Gertjan Bartelsman has lived in Colombia since 1950. He began his career as a photographer in the 1970s, working for various advertising agencies and as a photojournalist with important publications in Colombia and international news services. At the same time, on the artistic side, he participated in five Colombian motion pictures and more than thirty exhibitions in Colombia and abroad, including two Venice Biennales and three Coloquios Latinoamericanos de Fotografía in Mexico. He has produced photographic chronicles on subjects such as passengers and buses, bars and cantinas, and the punk pogo dance in Medellín, as well as, more recently, the “rooster series.” He currently lives and works in Medellín.

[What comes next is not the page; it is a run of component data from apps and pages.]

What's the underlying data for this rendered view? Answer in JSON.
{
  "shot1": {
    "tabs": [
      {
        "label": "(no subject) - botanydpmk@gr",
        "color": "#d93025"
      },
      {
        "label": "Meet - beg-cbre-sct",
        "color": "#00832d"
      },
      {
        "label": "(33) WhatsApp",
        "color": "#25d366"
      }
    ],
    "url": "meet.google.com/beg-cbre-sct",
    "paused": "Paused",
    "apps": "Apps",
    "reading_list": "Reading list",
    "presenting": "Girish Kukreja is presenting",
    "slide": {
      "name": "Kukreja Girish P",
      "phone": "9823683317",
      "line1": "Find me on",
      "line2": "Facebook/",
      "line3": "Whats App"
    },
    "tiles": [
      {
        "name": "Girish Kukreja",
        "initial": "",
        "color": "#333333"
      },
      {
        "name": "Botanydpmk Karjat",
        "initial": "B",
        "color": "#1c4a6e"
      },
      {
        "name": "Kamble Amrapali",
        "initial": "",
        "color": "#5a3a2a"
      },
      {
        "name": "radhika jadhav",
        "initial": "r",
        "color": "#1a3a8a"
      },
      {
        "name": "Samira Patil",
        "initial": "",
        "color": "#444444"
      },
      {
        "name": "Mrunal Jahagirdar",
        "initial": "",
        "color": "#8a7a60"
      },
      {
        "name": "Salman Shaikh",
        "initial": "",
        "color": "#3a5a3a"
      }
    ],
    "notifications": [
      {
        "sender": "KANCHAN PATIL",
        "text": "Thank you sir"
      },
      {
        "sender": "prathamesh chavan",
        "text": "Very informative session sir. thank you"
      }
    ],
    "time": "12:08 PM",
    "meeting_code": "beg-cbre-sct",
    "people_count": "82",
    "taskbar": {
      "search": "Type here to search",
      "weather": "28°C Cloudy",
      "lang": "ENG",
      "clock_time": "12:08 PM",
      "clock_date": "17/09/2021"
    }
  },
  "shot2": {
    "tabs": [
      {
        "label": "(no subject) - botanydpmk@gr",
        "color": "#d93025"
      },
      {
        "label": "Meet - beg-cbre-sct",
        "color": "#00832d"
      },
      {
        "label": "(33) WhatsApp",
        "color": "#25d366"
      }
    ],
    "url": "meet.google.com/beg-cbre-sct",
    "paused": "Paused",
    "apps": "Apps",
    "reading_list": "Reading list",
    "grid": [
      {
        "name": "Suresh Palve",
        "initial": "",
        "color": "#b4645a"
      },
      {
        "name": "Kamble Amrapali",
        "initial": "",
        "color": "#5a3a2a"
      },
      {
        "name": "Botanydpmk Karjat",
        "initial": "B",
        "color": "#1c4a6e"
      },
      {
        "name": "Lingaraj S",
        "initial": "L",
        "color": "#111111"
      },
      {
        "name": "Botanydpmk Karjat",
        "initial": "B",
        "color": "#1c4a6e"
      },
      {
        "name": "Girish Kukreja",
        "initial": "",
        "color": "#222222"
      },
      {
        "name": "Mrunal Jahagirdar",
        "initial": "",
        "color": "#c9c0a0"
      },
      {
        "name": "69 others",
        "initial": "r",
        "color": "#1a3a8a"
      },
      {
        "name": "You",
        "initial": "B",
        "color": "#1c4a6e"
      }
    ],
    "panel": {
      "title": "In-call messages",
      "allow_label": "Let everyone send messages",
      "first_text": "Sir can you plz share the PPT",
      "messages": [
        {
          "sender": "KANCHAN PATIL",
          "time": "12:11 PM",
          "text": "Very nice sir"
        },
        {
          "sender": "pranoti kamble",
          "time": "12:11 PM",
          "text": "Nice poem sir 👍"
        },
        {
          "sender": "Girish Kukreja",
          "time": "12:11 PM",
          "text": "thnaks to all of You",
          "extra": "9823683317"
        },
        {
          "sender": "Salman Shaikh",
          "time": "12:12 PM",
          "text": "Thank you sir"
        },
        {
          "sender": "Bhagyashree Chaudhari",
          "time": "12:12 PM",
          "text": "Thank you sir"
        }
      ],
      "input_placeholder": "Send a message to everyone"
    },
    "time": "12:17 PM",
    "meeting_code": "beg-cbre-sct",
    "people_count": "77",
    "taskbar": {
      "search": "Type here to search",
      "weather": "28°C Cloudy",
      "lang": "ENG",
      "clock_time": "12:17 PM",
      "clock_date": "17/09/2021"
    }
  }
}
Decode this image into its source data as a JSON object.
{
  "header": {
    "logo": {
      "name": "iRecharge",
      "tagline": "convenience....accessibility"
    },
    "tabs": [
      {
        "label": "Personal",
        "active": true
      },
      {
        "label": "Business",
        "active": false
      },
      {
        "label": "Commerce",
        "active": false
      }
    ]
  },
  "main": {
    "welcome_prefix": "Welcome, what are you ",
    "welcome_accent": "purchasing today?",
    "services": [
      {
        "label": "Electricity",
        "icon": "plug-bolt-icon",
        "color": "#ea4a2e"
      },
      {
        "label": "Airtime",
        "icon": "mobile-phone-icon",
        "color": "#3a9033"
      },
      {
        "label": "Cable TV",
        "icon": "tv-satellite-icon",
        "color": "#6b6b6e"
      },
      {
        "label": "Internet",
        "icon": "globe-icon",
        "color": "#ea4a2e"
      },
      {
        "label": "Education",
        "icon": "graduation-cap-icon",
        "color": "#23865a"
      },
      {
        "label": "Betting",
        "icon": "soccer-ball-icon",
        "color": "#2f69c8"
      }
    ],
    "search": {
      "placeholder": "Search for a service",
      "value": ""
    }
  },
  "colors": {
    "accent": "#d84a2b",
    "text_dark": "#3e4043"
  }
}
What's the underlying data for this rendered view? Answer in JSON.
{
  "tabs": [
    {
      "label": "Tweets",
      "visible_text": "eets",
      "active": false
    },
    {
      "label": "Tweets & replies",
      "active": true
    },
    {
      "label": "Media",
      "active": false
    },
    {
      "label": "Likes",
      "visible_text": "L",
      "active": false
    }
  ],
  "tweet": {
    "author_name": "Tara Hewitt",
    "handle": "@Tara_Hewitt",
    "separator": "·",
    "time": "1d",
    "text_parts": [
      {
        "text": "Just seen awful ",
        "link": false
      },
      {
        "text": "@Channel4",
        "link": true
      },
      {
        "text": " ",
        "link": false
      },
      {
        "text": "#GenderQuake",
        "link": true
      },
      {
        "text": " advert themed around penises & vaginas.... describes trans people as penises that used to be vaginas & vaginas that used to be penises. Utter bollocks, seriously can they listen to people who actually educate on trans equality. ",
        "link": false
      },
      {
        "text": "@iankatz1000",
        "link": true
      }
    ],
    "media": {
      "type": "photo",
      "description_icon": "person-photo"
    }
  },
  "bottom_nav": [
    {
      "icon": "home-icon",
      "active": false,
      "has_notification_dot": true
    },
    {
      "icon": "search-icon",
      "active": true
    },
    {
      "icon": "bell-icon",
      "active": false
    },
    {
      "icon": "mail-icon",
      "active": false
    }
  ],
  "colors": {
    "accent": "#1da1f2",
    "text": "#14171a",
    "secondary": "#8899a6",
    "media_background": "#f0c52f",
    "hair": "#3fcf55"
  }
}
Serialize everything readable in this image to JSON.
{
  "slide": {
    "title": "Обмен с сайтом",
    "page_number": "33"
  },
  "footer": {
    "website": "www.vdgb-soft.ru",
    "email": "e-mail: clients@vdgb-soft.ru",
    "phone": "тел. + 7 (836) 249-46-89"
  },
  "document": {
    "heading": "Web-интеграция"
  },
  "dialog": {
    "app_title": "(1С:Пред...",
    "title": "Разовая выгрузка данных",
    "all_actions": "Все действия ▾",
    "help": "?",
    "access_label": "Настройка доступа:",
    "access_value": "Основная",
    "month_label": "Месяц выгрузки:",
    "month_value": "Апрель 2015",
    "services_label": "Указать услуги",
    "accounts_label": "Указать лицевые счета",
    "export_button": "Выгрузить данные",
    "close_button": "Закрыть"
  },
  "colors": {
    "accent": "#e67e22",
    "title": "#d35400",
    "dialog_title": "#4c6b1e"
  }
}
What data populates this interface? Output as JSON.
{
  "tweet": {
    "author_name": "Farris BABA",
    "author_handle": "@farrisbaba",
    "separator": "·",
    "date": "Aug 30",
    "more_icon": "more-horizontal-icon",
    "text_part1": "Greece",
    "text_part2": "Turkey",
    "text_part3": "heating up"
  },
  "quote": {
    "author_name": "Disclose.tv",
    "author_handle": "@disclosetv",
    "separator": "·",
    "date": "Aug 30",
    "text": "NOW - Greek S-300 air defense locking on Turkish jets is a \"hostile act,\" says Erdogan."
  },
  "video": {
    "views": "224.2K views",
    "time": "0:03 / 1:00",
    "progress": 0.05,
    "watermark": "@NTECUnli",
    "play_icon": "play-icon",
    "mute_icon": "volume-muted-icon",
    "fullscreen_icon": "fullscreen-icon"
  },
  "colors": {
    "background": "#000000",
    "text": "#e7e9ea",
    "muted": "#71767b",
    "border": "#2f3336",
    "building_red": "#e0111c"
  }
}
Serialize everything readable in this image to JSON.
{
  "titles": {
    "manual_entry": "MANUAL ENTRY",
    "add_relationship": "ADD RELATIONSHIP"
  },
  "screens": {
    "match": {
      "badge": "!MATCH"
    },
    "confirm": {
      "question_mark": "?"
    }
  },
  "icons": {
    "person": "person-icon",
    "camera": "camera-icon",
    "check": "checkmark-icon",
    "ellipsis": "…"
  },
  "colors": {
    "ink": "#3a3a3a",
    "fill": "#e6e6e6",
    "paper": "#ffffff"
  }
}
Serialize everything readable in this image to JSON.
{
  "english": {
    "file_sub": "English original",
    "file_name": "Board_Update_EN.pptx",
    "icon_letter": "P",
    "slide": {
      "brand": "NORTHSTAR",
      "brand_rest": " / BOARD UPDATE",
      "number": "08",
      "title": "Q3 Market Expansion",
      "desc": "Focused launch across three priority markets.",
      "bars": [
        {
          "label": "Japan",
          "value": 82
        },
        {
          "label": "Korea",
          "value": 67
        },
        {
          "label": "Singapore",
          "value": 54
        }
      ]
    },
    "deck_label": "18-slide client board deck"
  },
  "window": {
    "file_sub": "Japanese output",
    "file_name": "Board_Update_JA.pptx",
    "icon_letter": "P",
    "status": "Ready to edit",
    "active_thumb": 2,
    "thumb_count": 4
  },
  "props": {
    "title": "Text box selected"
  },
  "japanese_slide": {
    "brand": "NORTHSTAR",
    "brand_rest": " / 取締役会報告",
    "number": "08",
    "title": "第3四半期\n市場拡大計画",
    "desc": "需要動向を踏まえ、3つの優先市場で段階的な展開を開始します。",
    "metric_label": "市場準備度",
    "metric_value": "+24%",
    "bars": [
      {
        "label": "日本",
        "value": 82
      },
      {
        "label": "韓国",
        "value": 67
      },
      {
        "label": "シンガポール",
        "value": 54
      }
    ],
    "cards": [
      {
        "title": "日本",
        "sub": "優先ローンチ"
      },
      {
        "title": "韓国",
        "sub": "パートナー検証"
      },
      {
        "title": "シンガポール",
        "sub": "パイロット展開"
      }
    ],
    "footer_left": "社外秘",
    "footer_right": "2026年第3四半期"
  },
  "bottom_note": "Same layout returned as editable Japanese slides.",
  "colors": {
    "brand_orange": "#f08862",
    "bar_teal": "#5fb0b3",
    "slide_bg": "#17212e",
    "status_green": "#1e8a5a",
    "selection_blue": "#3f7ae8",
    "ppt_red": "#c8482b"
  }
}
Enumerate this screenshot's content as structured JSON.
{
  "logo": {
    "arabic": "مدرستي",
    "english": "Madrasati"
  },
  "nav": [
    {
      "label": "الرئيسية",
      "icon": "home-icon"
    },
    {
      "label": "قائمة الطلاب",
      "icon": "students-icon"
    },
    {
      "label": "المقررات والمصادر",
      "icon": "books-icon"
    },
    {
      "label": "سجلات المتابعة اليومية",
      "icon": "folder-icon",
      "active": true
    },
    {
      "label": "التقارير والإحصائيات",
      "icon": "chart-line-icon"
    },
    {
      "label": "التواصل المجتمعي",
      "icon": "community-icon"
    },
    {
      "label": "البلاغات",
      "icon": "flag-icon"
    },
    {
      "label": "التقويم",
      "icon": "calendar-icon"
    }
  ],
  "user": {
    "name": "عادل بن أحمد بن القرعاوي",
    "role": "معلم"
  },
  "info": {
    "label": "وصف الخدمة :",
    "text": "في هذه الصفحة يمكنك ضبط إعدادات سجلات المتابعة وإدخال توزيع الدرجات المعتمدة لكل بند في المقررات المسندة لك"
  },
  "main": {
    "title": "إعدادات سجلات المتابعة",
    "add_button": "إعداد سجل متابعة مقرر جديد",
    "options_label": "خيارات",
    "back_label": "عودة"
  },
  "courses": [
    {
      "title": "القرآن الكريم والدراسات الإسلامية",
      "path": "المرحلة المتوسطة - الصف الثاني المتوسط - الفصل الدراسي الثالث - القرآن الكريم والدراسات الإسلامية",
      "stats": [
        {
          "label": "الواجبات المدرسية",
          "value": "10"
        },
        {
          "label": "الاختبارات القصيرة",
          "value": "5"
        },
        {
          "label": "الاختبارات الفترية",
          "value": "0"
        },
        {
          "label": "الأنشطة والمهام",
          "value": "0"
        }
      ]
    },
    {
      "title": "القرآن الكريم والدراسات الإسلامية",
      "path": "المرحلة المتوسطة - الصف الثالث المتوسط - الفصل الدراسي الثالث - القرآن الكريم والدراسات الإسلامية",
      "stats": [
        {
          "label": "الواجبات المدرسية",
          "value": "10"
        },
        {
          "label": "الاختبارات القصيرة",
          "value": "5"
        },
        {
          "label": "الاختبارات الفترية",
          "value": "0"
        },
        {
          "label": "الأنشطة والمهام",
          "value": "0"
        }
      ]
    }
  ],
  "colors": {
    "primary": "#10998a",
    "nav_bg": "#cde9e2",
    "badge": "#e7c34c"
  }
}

“In Bartelsman’s photographs, young women, old women, couples, mothers, and daughters travel in silence, expectant, confined within their melancholy. The images recall the plates taken secretly by Walker Evans in the New York subway in the 1940s; but unlike Evans, the Dutch-born photographer of Cali has not concealed his camera and performs his activity openly, making his presence public without allowing it to dominate. Bartelsman’s special ability to be accepted as an onlooker in spaces as crowded and confined as buses is well known, as is his skill at capturing such precise images of vehicles in movement. From the time he was a very young man—twenty-three years old—Bartelsman worked on this series, which he began in Cali in 1972 and continued in Bogotá (1975 and 1978), Quito (1978), and the subway in Santiago (1978).”—Santiago Rueda, in “Fernell Franco y el Grupo de Cali” (2010)